DATA FOR ANALYSIS: Begin

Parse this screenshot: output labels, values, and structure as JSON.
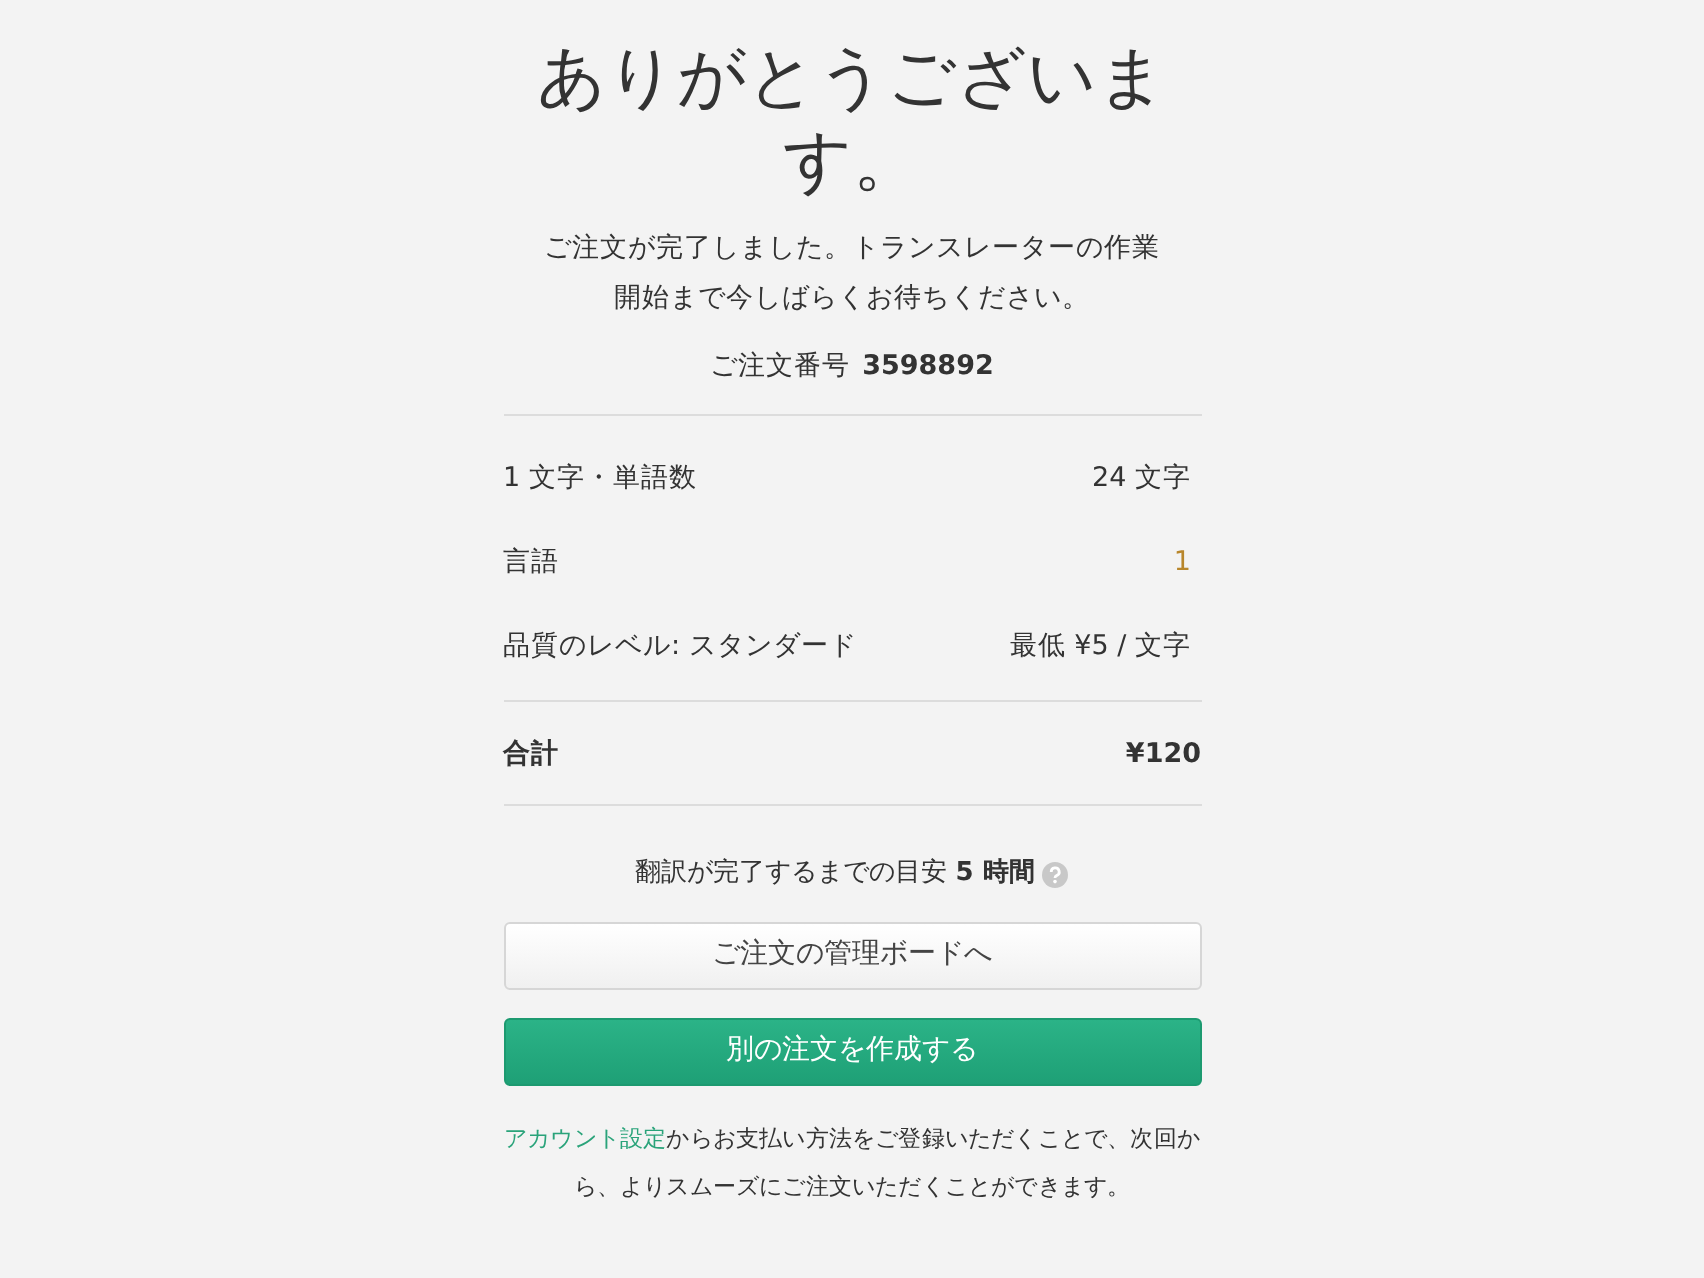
{
  "title": "ありがとうございます。",
  "message": "ご注文が完了しました。トランスレーターの作業開始まで今しばらくお待ちください。",
  "order_number": {
    "label": "ご注文番号",
    "value": "3598892"
  },
  "summary": [
    {
      "label": "1 文字・単語数",
      "value": "24 文字"
    },
    {
      "label": "言語",
      "value": "1"
    },
    {
      "label": "品質のレベル: スタンダード",
      "value": "最低 ¥5 / 文字"
    }
  ],
  "total": {
    "label": "合計",
    "value": "¥120"
  },
  "estimate": "翻訳が完了するまでの目安 **5 時間**",
  "buttons": [
    {
      "label": "ご注文の管理ボードへ",
      "kind": "secondary"
    },
    {
      "label": "別の注文を作成する",
      "kind": "primary"
    }
  ],
  "footer": {
    "link": "アカウント設定",
    "text": "からお支払い方法をご登録いただくことで、次回から、よりスムーズにご注文いただくことができます。"
  }
}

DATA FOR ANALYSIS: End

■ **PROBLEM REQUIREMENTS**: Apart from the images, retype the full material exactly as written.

■ **WRITTEN RESPONSE**:
Parse this screenshot: output labels, values, and structure as JSON.
{
  "title": "ありがとうございます。",
  "message": "ご注文が完了しました。トランスレーターの作業開始まで今しばらくお待ちください。",
  "order_number": {
    "label": "ご注文番号",
    "value": "3598892"
  },
  "summary": [
    {
      "label": "1 文字・単語数",
      "value": "24 文字"
    },
    {
      "label": "言語",
      "value": "1"
    },
    {
      "label": "品質のレベル: スタンダード",
      "value": "最低 ¥5 / 文字"
    }
  ],
  "total": {
    "label": "合計",
    "value": "¥120"
  },
  "estimate": "翻訳が完了するまでの目安 **5 時間**",
  "buttons": [
    {
      "label": "ご注文の管理ボードへ",
      "kind": "secondary"
    },
    {
      "label": "別の注文を作成する",
      "kind": "primary"
    }
  ],
  "footer": {
    "link": "アカウント設定",
    "text": "からお支払い方法をご登録いただくことで、次回から、よりスムーズにご注文いただくことができます。"
  }
}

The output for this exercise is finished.